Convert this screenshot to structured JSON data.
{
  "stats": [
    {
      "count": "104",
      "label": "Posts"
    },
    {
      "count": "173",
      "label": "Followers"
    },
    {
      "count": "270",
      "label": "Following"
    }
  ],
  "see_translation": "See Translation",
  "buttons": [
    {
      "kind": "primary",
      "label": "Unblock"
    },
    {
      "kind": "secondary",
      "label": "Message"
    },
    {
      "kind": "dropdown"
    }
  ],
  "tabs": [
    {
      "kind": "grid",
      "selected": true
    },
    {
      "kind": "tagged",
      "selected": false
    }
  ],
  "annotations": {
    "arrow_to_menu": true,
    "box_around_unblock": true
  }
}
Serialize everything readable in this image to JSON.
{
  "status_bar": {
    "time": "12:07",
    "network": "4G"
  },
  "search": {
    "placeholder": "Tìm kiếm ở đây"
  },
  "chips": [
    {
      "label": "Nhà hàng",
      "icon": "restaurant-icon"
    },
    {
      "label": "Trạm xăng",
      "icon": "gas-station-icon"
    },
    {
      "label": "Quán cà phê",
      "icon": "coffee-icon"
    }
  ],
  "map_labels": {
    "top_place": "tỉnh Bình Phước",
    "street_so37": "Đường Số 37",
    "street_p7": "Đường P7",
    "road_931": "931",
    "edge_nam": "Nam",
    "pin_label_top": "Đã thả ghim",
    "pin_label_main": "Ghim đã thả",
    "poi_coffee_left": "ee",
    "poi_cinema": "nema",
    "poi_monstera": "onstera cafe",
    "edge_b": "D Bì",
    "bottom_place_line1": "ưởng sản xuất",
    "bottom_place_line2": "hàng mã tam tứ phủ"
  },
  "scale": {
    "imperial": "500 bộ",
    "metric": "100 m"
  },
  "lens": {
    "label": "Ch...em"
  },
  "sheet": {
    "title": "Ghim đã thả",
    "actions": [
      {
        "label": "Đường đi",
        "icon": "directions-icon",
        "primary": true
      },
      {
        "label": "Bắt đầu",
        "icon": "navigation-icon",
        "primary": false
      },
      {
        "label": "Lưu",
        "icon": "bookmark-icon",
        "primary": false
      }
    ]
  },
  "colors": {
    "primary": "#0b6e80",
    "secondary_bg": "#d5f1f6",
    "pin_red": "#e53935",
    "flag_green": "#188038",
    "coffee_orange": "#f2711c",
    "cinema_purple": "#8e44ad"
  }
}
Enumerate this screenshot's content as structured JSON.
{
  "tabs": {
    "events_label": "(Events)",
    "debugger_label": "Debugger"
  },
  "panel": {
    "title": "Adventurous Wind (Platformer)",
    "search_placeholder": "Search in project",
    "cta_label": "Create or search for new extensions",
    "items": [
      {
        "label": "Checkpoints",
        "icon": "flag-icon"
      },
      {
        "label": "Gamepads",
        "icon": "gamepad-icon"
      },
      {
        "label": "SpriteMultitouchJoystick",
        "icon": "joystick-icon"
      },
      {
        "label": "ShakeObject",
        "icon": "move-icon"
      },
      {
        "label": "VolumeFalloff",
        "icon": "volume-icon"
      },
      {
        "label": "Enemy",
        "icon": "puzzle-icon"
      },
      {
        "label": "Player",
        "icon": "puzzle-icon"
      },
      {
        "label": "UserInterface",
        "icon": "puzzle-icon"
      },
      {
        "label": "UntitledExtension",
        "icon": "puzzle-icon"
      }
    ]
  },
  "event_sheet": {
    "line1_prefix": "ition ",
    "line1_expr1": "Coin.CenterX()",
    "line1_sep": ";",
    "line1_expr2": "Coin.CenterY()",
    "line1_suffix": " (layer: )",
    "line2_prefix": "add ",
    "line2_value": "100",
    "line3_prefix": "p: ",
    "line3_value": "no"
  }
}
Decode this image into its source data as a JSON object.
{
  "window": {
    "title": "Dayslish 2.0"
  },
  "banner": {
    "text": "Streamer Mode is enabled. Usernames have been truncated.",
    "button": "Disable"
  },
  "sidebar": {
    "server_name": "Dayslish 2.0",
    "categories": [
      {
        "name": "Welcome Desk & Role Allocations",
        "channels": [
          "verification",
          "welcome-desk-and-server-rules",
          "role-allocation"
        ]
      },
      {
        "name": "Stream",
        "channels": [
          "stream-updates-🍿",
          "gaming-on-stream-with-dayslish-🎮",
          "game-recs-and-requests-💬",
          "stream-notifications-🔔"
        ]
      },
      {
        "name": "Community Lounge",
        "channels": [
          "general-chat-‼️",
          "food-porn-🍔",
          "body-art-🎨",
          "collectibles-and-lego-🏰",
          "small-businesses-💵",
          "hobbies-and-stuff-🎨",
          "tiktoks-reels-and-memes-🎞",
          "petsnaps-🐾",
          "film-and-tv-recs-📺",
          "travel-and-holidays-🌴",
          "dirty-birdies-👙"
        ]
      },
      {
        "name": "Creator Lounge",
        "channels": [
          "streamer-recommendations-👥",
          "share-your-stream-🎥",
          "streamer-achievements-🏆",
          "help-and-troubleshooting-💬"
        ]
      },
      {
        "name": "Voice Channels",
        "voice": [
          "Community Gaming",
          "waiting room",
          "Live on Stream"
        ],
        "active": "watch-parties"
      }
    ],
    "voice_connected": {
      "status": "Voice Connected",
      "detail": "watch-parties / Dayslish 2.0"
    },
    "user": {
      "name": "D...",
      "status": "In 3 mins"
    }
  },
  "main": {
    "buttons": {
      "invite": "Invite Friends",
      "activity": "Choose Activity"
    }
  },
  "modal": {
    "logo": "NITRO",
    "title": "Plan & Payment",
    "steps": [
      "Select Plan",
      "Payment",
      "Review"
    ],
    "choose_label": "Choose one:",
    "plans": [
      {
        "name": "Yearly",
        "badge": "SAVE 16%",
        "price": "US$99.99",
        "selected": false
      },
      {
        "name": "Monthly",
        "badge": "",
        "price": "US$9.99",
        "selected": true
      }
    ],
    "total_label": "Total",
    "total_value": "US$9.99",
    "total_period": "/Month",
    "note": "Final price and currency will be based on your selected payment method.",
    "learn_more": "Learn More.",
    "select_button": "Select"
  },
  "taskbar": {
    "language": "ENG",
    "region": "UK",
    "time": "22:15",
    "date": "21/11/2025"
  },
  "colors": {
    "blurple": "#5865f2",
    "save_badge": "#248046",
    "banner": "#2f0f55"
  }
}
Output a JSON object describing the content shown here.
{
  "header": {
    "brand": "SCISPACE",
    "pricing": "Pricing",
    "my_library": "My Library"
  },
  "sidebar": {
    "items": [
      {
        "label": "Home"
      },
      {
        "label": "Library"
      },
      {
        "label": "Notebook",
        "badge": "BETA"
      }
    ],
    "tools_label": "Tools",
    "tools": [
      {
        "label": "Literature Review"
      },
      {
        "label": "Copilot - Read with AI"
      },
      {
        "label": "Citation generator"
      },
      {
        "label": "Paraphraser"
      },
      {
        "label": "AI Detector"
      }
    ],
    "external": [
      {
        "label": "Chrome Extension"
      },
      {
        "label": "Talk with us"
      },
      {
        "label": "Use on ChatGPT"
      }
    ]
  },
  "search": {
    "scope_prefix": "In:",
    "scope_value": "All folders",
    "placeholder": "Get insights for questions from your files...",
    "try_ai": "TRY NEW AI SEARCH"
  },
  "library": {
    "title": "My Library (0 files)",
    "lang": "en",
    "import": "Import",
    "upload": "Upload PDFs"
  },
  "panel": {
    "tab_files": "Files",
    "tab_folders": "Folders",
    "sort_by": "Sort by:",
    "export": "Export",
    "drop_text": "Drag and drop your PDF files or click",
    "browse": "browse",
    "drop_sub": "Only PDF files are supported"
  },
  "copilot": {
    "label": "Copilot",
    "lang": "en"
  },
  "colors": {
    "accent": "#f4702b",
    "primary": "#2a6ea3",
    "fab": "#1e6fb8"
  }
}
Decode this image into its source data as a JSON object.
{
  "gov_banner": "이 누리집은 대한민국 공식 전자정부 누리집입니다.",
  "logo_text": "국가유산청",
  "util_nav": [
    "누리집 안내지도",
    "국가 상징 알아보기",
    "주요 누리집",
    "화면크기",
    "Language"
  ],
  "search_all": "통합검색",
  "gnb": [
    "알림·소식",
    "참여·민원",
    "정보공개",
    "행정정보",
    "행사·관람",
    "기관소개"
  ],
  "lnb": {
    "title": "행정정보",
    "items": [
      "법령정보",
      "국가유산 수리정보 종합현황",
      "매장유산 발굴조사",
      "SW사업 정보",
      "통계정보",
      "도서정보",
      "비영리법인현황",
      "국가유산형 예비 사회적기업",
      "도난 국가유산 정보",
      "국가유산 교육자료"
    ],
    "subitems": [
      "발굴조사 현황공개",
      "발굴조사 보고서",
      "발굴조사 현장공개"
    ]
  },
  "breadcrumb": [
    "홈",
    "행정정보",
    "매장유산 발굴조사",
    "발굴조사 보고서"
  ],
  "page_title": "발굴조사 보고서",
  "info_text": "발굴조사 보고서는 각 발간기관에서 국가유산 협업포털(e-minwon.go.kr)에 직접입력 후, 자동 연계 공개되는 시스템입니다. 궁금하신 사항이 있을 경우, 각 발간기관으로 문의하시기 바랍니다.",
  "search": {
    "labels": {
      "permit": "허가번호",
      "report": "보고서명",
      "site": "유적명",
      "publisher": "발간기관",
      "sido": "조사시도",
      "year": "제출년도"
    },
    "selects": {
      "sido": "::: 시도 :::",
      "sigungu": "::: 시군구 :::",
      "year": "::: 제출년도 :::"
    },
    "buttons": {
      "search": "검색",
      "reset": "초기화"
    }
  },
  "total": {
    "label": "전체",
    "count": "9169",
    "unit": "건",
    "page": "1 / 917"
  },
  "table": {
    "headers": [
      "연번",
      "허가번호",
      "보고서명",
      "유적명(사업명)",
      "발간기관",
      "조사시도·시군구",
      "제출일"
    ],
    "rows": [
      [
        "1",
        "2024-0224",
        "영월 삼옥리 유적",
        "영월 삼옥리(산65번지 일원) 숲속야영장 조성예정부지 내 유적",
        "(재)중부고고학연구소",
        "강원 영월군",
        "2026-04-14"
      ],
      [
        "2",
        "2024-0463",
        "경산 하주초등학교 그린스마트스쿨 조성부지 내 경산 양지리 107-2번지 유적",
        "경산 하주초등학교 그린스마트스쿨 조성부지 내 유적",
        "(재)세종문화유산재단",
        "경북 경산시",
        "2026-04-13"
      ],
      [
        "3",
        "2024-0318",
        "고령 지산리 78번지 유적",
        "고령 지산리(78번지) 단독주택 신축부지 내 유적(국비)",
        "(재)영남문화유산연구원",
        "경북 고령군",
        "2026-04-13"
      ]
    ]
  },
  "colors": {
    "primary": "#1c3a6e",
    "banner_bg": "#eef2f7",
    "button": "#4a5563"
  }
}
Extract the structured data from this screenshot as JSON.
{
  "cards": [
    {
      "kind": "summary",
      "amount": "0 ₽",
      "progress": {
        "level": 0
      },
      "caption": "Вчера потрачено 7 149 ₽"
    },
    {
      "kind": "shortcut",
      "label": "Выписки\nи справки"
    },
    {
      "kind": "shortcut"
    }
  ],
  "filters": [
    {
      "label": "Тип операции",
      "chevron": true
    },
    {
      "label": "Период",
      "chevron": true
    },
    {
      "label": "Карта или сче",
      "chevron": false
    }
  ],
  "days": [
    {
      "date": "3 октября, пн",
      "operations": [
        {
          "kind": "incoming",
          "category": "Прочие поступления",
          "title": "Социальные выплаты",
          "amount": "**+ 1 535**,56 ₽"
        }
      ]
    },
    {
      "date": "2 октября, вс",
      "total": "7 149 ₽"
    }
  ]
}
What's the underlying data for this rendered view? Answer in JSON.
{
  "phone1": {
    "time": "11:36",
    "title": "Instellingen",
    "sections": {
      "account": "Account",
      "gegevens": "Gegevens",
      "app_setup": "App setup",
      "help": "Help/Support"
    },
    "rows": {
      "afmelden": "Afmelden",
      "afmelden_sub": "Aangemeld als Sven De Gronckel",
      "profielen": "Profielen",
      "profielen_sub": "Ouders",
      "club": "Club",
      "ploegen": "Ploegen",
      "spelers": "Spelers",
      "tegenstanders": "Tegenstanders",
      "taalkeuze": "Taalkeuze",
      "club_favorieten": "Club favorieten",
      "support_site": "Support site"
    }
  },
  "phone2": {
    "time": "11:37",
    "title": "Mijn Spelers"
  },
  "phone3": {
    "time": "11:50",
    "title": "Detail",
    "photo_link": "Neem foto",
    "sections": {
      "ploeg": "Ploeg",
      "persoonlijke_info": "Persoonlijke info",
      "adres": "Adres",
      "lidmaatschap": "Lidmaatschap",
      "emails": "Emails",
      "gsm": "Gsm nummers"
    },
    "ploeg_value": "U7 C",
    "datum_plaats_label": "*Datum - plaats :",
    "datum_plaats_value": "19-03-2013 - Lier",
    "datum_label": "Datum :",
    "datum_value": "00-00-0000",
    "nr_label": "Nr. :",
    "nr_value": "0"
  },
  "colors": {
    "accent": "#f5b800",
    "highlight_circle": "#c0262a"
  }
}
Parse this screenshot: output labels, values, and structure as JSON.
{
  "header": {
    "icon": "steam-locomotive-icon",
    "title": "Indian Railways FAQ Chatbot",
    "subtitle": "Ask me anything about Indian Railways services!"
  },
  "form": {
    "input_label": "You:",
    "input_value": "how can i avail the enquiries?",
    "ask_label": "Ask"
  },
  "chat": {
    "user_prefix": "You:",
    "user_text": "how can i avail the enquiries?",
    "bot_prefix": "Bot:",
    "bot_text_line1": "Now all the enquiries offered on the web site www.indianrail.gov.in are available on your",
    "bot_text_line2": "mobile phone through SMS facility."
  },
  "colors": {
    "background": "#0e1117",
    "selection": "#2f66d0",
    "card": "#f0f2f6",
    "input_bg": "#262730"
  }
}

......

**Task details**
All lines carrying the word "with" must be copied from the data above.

**Reply to the exercise**
          "gaming-on-stream-with-dayslish-🎮",
        "label": "Copilot - Read with AI"
        "label": "Talk with us"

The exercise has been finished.